■ **What the task requires**
Your answer should be the entries, repeated exactly.

Page and application data records:
-.-.-
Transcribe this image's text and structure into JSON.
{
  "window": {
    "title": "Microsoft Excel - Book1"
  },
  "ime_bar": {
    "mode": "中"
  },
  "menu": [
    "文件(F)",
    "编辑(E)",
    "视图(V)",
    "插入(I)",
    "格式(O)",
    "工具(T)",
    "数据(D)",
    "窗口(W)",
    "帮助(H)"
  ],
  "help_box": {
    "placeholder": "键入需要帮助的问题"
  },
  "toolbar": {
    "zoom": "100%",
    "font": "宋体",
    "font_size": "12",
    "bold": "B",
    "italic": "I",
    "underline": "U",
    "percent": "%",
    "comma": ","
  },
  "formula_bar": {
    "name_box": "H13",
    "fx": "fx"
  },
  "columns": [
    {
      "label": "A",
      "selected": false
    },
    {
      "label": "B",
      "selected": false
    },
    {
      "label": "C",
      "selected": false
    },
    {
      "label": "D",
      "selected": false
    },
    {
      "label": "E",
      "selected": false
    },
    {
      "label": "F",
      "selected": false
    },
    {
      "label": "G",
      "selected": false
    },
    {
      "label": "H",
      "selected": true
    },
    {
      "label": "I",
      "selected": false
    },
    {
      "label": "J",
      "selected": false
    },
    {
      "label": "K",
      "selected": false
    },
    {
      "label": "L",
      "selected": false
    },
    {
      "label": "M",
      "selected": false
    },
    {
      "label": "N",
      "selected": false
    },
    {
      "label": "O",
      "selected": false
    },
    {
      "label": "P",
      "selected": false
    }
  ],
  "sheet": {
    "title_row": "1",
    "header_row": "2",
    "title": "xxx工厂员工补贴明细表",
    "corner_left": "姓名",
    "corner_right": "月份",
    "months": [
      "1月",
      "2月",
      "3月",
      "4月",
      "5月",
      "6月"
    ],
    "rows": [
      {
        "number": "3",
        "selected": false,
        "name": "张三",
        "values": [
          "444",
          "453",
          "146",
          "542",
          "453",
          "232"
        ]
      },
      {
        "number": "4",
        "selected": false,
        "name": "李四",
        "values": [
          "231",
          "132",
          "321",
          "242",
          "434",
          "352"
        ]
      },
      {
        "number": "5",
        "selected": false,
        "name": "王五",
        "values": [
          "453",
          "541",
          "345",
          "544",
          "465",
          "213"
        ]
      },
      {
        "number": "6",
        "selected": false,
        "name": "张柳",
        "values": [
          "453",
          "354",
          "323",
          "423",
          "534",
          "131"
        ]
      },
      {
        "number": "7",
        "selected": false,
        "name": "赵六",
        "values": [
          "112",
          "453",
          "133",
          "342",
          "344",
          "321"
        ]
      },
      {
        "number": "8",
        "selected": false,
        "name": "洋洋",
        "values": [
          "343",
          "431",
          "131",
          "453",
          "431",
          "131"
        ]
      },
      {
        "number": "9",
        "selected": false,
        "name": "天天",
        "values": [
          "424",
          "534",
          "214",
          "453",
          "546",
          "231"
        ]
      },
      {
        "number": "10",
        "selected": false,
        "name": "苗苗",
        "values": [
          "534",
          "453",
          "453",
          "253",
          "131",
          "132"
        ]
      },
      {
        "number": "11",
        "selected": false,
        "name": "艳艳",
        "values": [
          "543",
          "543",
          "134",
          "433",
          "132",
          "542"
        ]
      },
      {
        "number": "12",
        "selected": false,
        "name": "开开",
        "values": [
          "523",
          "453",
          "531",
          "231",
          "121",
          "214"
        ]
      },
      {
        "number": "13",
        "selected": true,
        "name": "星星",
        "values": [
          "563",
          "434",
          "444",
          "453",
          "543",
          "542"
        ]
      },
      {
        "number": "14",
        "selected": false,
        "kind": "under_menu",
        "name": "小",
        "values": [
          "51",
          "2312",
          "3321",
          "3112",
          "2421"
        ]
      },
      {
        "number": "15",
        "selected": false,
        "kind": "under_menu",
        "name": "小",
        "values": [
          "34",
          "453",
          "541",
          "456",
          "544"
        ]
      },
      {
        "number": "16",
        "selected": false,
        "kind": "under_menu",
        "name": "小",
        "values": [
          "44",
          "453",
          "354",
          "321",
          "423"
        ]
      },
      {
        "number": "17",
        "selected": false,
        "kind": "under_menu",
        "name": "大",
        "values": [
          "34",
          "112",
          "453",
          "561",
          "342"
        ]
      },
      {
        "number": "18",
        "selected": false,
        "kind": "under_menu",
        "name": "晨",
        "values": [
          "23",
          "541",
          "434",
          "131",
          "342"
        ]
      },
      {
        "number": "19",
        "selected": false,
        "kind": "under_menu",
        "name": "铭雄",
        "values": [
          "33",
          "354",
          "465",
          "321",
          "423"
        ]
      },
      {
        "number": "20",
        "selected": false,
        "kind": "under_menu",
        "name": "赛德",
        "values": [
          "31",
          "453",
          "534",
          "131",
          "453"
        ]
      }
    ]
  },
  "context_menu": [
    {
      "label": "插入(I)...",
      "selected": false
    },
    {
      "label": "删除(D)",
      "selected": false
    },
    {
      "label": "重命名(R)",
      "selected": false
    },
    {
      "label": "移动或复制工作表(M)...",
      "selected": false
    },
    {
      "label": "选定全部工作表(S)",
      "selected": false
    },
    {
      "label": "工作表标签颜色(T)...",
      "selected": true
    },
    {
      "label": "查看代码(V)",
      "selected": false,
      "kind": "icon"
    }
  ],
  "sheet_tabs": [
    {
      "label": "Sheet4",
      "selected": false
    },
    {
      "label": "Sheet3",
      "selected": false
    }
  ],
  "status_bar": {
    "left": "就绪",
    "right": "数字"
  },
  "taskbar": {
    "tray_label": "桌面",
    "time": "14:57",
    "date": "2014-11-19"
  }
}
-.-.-
■ **Your solution**
Transcribe this image's text and structure into JSON.
{
  "window": {
    "title": "Microsoft Excel - Book1"
  },
  "ime_bar": {
    "mode": "中"
  },
  "menu": [
    "文件(F)",
    "编辑(E)",
    "视图(V)",
    "插入(I)",
    "格式(O)",
    "工具(T)",
    "数据(D)",
    "窗口(W)",
    "帮助(H)"
  ],
  "help_box": {
    "placeholder": "键入需要帮助的问题"
  },
  "toolbar": {
    "zoom": "100%",
    "font": "宋体",
    "font_size": "12",
    "bold": "B",
    "italic": "I",
    "underline": "U",
    "percent": "%",
    "comma": ","
  },
  "formula_bar": {
    "name_box": "H13",
    "fx": "fx"
  },
  "columns": [
    {
      "label": "A",
      "selected": false
    },
    {
      "label": "B",
      "selected": false
    },
    {
      "label": "C",
      "selected": false
    },
    {
      "label": "D",
      "selected": false
    },
    {
      "label": "E",
      "selected": false
    },
    {
      "label": "F",
      "selected": false
    },
    {
      "label": "G",
      "selected": false
    },
    {
      "label": "H",
      "selected": true
    },
    {
      "label": "I",
      "selected": false
    },
    {
      "label": "J",
      "selected": false
    },
    {
      "label": "K",
      "selected": false
    },
    {
      "label": "L",
      "selected": false
    },
    {
      "label": "M",
      "selected": false
    },
    {
      "label": "N",
      "selected": false
    },
    {
      "label": "O",
      "selected": false
    },
    {
      "label": "P",
      "selected": false
    }
  ],
  "sheet": {
    "title_row": "1",
    "header_row": "2",
    "title": "xxx工厂员工补贴明细表",
    "corner_left": "姓名",
    "corner_right": "月份",
    "months": [
      "1月",
      "2月",
      "3月",
      "4月",
      "5月",
      "6月"
    ],
    "rows": [
      {
        "number": "3",
        "selected": false,
        "name": "张三",
        "values": [
          "444",
          "453",
          "146",
          "542",
          "453",
          "232"
        ]
      },
      {
        "number": "4",
        "selected": false,
        "name": "李四",
        "values": [
          "231",
          "132",
          "321",
          "242",
          "434",
          "352"
        ]
      },
      {
        "number": "5",
        "selected": false,
        "name": "王五",
        "values": [
          "453",
          "541",
          "345",
          "544",
          "465",
          "213"
        ]
      },
      {
        "number": "6",
        "selected": false,
        "name": "张柳",
        "values": [
          "453",
          "354",
          "323",
          "423",
          "534",
          "131"
        ]
      },
      {
        "number": "7",
        "selected": false,
        "name": "赵六",
        "values": [
          "112",
          "453",
          "133",
          "342",
          "344",
          "321"
        ]
      },
      {
        "number": "8",
        "selected": false,
        "name": "洋洋",
        "values": [
          "343",
          "431",
          "131",
          "453",
          "431",
          "131"
        ]
      },
      {
        "number": "9",
        "selected": false,
        "name": "天天",
        "values": [
          "424",
          "534",
          "214",
          "453",
          "546",
          "231"
        ]
      },
      {
        "number": "10",
        "selected": false,
        "name": "苗苗",
        "values": [
          "534",
          "453",
          "453",
          "253",
          "131",
          "132"
        ]
      },
      {
        "number": "11",
        "selected": false,
        "name": "艳艳",
        "values": [
          "543",
          "543",
          "134",
          "433",
          "132",
          "542"
        ]
      },
      {
        "number": "12",
        "selected": false,
        "name": "开开",
        "values": [
          "523",
          "453",
          "531",
          "231",
          "121",
          "214"
        ]
      },
      {
        "number": "13",
        "selected": true,
        "name": "星星",
        "values": [
          "563",
          "434",
          "444",
          "453",
          "543",
          "542"
        ]
      },
      {
        "number": "14",
        "selected": false,
        "kind": "under_menu",
        "name": "小",
        "values": [
          "51",
          "2312",
          "3321",
          "3112",
          "2421"
        ]
      },
      {
        "number": "15",
        "selected": false,
        "kind": "under_menu",
        "name": "小",
        "values": [
          "34",
          "453",
          "541",
          "456",
          "544"
        ]
      },
      {
        "number": "16",
        "selected": false,
        "kind": "under_menu",
        "name": "小",
        "values": [
          "44",
          "453",
          "354",
          "321",
          "423"
        ]
      },
      {
        "number": "17",
        "selected": false,
        "kind": "under_menu",
        "name": "大",
        "values": [
          "34",
          "112",
          "453",
          "561",
          "342"
        ]
      },
      {
        "number": "18",
        "selected": false,
        "kind": "under_menu",
        "name": "晨",
        "values": [
          "23",
          "541",
          "434",
          "131",
          "342"
        ]
      },
      {
        "number": "19",
        "selected": false,
        "kind": "under_menu",
        "name": "铭雄",
        "values": [
          "33",
          "354",
          "465",
          "321",
          "423"
        ]
      },
      {
        "number": "20",
        "selected": false,
        "kind": "under_menu",
        "name": "赛德",
        "values": [
          "31",
          "453",
          "534",
          "131",
          "453"
        ]
      }
    ]
  },
  "context_menu": [
    {
      "label": "插入(I)...",
      "selected": false
    },
    {
      "label": "删除(D)",
      "selected": false
    },
    {
      "label": "重命名(R)",
      "selected": false
    },
    {
      "label": "移动或复制工作表(M)...",
      "selected": false
    },
    {
      "label": "选定全部工作表(S)",
      "selected": false
    },
    {
      "label": "工作表标签颜色(T)...",
      "selected": true
    },
    {
      "label": "查看代码(V)",
      "selected": false,
      "kind": "icon"
    }
  ],
  "sheet_tabs": [
    {
      "label": "Sheet4",
      "selected": false
    },
    {
      "label": "Sheet3",
      "selected": false
    }
  ],
  "status_bar": {
    "left": "就绪",
    "right": "数字"
  },
  "taskbar": {
    "tray_label": "桌面",
    "time": "14:57",
    "date": "2014-11-19"
  }
}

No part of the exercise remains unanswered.